**The problem**
Find every line below where the word "phone" occurs. Then say how many there are, giving only the number.

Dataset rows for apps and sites
- - - - -

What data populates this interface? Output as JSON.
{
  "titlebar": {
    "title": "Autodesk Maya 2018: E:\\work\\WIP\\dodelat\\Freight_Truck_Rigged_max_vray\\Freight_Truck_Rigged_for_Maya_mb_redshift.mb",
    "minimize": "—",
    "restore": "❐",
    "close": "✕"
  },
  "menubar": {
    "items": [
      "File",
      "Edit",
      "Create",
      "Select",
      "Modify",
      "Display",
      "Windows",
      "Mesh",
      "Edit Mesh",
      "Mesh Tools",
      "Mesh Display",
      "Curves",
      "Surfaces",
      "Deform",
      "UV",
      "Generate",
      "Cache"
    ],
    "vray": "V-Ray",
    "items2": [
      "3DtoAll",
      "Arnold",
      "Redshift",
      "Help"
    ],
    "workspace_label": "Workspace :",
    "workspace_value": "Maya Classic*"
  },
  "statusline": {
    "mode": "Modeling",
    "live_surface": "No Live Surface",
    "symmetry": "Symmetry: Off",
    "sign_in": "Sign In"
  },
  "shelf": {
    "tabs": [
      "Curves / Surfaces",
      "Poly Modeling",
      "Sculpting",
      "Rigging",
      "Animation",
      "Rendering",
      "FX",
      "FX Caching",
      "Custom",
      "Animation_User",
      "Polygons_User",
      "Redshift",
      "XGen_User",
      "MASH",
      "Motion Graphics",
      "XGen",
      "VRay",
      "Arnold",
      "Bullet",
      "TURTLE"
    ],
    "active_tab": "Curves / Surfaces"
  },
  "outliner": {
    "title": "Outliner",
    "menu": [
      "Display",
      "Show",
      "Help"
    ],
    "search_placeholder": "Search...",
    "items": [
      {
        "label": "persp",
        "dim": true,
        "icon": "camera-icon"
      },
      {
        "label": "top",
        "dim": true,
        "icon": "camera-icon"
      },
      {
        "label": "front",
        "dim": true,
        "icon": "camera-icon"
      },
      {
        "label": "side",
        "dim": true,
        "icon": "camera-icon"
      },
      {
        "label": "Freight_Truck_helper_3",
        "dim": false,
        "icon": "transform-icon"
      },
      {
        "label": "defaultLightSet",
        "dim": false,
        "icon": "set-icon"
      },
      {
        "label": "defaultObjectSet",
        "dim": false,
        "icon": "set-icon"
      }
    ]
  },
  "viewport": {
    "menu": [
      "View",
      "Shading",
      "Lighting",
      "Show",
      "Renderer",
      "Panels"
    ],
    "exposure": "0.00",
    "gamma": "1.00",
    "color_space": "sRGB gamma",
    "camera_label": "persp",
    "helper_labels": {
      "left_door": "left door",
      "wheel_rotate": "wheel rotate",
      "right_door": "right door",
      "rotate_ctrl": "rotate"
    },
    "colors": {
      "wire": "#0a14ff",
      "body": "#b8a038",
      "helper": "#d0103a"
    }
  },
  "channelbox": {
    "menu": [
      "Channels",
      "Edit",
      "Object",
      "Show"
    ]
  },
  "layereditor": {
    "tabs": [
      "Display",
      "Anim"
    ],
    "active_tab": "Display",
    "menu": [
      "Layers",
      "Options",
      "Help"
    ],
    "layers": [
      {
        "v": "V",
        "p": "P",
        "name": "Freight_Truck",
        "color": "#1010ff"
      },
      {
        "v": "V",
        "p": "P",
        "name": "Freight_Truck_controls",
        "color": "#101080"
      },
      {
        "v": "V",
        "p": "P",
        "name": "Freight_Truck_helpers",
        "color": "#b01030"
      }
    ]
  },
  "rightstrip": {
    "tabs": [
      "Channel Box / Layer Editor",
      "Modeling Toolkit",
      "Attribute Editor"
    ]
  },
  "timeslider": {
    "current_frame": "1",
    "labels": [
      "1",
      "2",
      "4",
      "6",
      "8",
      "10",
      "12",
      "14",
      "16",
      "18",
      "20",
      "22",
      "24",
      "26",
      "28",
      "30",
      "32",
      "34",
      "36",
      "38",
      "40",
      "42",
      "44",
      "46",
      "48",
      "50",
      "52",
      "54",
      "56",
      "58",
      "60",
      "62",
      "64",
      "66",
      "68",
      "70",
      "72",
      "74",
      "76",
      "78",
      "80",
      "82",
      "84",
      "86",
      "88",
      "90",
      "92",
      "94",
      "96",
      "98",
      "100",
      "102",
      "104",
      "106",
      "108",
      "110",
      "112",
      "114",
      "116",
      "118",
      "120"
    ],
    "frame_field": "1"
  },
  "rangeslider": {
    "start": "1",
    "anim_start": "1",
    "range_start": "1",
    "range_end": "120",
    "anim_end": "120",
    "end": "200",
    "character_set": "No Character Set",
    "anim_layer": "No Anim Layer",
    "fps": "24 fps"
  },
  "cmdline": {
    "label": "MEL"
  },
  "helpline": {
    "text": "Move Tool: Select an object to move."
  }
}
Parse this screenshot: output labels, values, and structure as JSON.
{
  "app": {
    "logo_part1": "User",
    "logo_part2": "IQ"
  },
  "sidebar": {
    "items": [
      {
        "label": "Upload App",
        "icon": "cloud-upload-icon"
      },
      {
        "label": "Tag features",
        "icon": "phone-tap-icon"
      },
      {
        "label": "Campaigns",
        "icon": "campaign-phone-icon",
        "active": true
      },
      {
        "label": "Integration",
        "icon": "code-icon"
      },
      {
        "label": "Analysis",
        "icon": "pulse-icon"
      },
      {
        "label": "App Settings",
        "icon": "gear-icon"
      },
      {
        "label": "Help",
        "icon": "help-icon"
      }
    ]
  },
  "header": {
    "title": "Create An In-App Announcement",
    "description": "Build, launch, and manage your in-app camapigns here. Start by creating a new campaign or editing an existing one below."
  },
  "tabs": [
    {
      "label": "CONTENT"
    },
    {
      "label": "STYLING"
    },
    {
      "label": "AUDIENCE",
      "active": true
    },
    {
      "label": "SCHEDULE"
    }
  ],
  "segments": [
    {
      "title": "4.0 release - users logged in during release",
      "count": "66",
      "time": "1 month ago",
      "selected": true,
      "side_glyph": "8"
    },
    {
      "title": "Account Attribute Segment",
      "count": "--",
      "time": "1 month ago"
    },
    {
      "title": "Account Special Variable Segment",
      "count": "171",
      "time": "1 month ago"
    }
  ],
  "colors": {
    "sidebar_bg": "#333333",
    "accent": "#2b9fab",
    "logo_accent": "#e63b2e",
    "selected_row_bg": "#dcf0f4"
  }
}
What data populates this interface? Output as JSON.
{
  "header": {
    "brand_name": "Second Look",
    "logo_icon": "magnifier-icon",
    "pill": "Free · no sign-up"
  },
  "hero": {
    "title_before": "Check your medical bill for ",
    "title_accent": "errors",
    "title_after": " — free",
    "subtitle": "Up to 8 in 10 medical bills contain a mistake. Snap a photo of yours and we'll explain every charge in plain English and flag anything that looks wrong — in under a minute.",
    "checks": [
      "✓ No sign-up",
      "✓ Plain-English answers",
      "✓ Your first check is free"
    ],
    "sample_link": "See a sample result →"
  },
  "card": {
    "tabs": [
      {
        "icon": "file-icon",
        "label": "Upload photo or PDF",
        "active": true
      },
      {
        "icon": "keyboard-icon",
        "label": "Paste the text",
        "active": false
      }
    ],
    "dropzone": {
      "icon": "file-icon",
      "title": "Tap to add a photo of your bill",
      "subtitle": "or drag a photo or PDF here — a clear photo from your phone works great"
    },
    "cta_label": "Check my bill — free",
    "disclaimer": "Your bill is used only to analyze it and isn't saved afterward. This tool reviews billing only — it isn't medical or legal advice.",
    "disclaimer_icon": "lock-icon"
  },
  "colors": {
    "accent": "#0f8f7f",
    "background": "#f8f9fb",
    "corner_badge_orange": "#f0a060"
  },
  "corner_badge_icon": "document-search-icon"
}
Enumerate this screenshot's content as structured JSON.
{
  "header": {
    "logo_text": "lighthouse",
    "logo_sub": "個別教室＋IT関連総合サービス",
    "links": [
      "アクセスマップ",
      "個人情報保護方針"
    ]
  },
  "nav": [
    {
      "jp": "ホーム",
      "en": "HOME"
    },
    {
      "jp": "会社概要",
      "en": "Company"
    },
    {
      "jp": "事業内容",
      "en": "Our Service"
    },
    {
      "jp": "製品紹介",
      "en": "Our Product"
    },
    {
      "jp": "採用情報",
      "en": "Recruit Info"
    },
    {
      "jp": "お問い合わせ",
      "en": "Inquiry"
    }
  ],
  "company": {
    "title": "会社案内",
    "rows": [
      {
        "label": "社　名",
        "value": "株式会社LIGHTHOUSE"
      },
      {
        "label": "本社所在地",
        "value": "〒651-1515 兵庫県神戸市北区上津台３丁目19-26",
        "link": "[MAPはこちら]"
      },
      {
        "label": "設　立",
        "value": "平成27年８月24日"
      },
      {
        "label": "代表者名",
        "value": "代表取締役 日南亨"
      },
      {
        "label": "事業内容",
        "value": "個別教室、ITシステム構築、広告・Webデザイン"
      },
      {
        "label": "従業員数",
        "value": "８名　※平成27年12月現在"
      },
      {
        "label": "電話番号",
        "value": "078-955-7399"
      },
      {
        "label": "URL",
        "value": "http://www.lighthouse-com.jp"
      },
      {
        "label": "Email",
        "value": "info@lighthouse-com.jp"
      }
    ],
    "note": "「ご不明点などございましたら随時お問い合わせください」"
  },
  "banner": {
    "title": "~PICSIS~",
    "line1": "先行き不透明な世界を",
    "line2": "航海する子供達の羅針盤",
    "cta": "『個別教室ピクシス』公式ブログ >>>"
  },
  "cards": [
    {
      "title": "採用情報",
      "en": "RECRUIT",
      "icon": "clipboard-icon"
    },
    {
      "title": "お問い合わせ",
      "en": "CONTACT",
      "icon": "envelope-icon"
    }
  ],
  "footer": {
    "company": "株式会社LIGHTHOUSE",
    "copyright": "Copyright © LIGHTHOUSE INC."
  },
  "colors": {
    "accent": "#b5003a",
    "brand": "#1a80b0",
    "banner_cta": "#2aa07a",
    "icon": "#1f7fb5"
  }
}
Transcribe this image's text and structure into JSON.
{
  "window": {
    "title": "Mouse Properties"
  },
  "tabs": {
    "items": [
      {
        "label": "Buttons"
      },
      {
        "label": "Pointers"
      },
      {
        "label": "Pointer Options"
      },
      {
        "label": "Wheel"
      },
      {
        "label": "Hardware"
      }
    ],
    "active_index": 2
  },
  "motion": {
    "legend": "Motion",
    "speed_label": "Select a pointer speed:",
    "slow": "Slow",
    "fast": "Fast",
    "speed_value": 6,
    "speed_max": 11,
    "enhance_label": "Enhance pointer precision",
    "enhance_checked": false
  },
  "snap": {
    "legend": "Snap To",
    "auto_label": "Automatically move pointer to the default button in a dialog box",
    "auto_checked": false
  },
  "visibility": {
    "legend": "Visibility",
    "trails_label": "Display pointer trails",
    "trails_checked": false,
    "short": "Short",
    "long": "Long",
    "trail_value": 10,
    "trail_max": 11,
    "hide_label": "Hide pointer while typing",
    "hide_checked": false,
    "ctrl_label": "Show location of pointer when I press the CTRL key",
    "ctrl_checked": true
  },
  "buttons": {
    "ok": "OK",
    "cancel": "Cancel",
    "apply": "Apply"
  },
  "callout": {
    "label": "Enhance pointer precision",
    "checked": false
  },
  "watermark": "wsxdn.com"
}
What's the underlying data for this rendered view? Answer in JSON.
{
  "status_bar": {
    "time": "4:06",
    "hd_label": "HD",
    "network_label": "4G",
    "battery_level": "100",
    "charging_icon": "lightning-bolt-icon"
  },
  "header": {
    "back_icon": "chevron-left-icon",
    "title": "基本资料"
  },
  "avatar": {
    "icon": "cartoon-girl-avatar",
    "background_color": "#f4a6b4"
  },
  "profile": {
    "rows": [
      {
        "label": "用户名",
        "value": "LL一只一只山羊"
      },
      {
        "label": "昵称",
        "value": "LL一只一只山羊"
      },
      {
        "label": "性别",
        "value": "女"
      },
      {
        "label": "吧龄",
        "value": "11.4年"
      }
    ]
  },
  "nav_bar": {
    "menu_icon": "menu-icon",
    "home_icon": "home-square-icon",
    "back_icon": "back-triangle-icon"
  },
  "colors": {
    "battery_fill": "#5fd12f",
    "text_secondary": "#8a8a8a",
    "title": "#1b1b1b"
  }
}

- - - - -

**Your response**
3